[[ Data records open ]]
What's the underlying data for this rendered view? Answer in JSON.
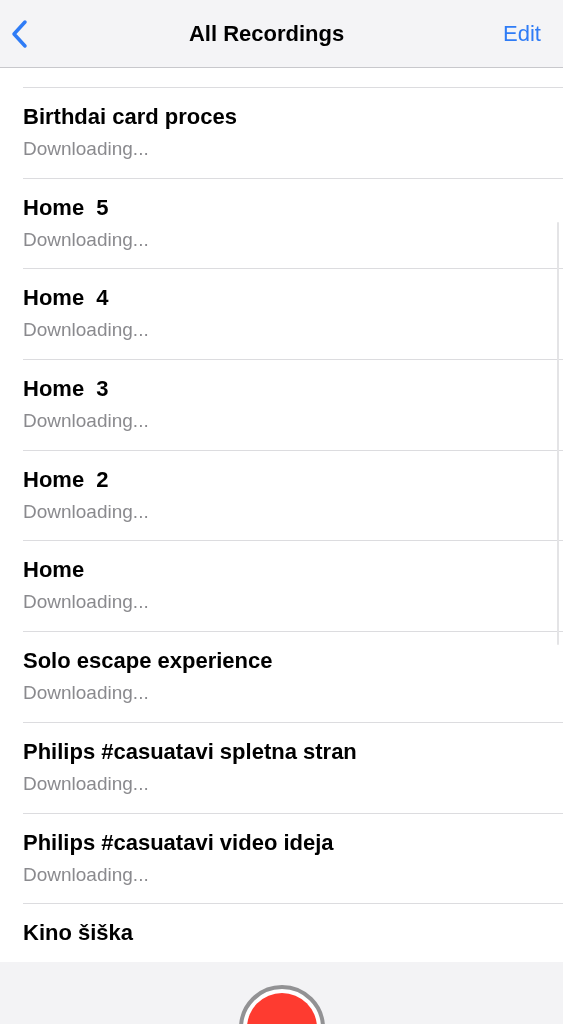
{
  "nav_bar": {
    "title": "All Recordings",
    "edit": "Edit"
  },
  "recordings": [
    {
      "title": "Birthdai card proces",
      "status": "Downloading..."
    },
    {
      "title": "Home  5",
      "status": "Downloading..."
    },
    {
      "title": "Home  4",
      "status": "Downloading..."
    },
    {
      "title": "Home  3",
      "status": "Downloading..."
    },
    {
      "title": "Home  2",
      "status": "Downloading..."
    },
    {
      "title": "Home",
      "status": "Downloading..."
    },
    {
      "title": "Solo escape experience",
      "status": "Downloading..."
    },
    {
      "title": "Philips #casuatavi spletna stran",
      "status": "Downloading..."
    },
    {
      "title": "Philips #casuatavi video ideja",
      "status": "Downloading..."
    },
    {
      "title": "Kino šiška"
    }
  ]
}
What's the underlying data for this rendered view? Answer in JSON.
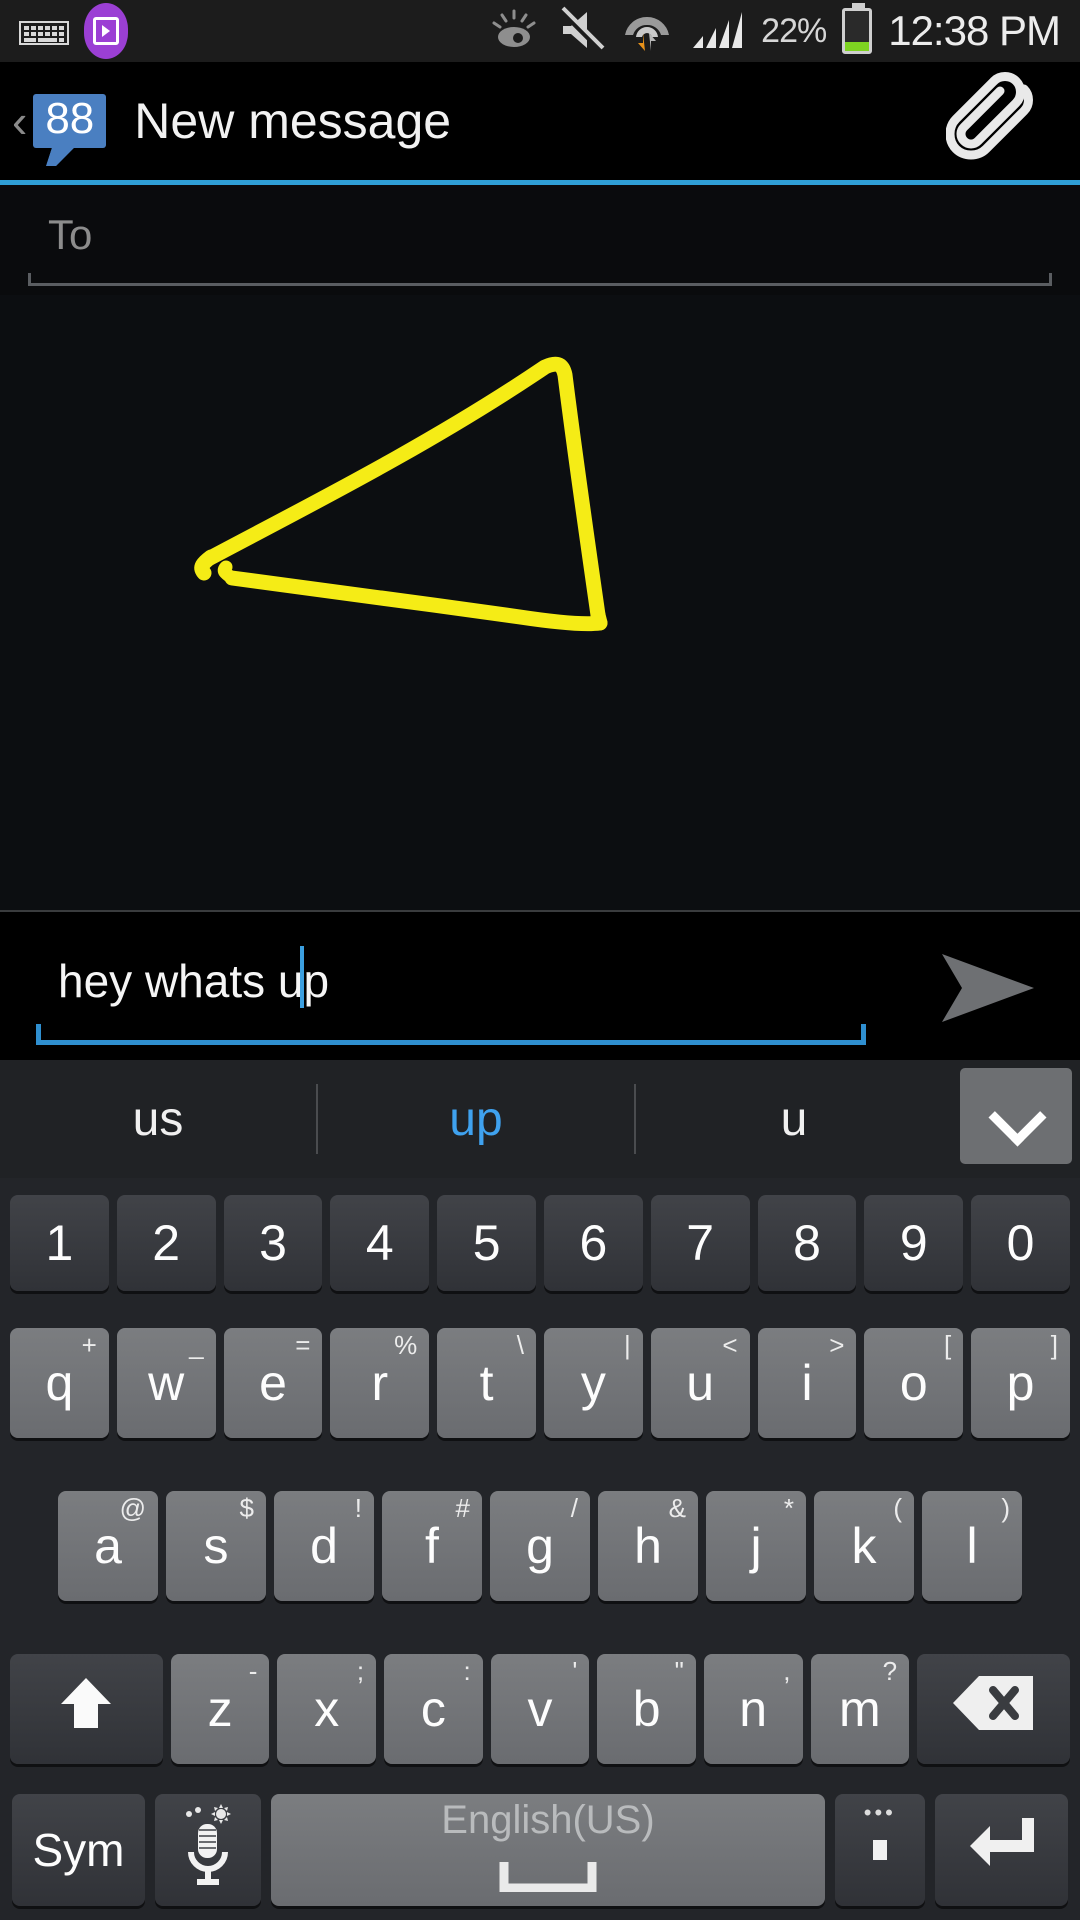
{
  "statusbar": {
    "keyboard_icon": "keyboard-icon",
    "app_icon": "media-app-icon",
    "eye_icon": "smart-stay-eye-icon",
    "mute_icon": "sound-muted-icon",
    "wifi_icon": "wifi-icon",
    "signal_icon": "cellular-signal-icon",
    "battery_percent": "22%",
    "battery_level": 22,
    "clock": "12:38 PM"
  },
  "titlebar": {
    "back_label": "‹",
    "badge_count": "88",
    "title": "New message",
    "attach_label": "attachment"
  },
  "compose": {
    "to_placeholder": "To",
    "to_value": "",
    "message_value": "hey whats up",
    "send_label": "Send",
    "drawing": {
      "description": "yellow hand-drawn triangle",
      "stroke_color": "#f5ec16",
      "stroke_width": 14
    }
  },
  "suggestions": {
    "items": [
      {
        "text": "us",
        "active": false
      },
      {
        "text": "up",
        "active": true
      },
      {
        "text": "u",
        "active": false
      }
    ],
    "expand_label": "expand-suggestions"
  },
  "keyboard": {
    "accent_color": "#3fa2ef",
    "rows": {
      "numbers": [
        {
          "main": "1"
        },
        {
          "main": "2"
        },
        {
          "main": "3"
        },
        {
          "main": "4"
        },
        {
          "main": "5"
        },
        {
          "main": "6"
        },
        {
          "main": "7"
        },
        {
          "main": "8"
        },
        {
          "main": "9"
        },
        {
          "main": "0"
        }
      ],
      "qwerty": [
        {
          "main": "q",
          "alt": "+"
        },
        {
          "main": "w",
          "alt": "_"
        },
        {
          "main": "e",
          "alt": "="
        },
        {
          "main": "r",
          "alt": "%"
        },
        {
          "main": "t",
          "alt": "\\"
        },
        {
          "main": "y",
          "alt": "|"
        },
        {
          "main": "u",
          "alt": "<"
        },
        {
          "main": "i",
          "alt": ">"
        },
        {
          "main": "o",
          "alt": "["
        },
        {
          "main": "p",
          "alt": "]"
        }
      ],
      "asdf": [
        {
          "main": "a",
          "alt": "@"
        },
        {
          "main": "s",
          "alt": "$"
        },
        {
          "main": "d",
          "alt": "!"
        },
        {
          "main": "f",
          "alt": "#"
        },
        {
          "main": "g",
          "alt": "/"
        },
        {
          "main": "h",
          "alt": "&"
        },
        {
          "main": "j",
          "alt": "*"
        },
        {
          "main": "k",
          "alt": "("
        },
        {
          "main": "l",
          "alt": ")"
        }
      ],
      "zxcv": [
        {
          "main": "z",
          "alt": "-"
        },
        {
          "main": "x",
          "alt": ";"
        },
        {
          "main": "c",
          "alt": ":"
        },
        {
          "main": "v",
          "alt": "'"
        },
        {
          "main": "b",
          "alt": "\""
        },
        {
          "main": "n",
          "alt": ","
        },
        {
          "main": "m",
          "alt": "?"
        }
      ]
    },
    "shift_label": "shift",
    "backspace_label": "backspace",
    "sym_label": "Sym",
    "mic_label": "voice-input",
    "space_label": "English(US)",
    "period_label": ".",
    "enter_label": "enter"
  }
}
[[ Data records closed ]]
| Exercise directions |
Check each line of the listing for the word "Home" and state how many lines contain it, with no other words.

| Result for this task |
5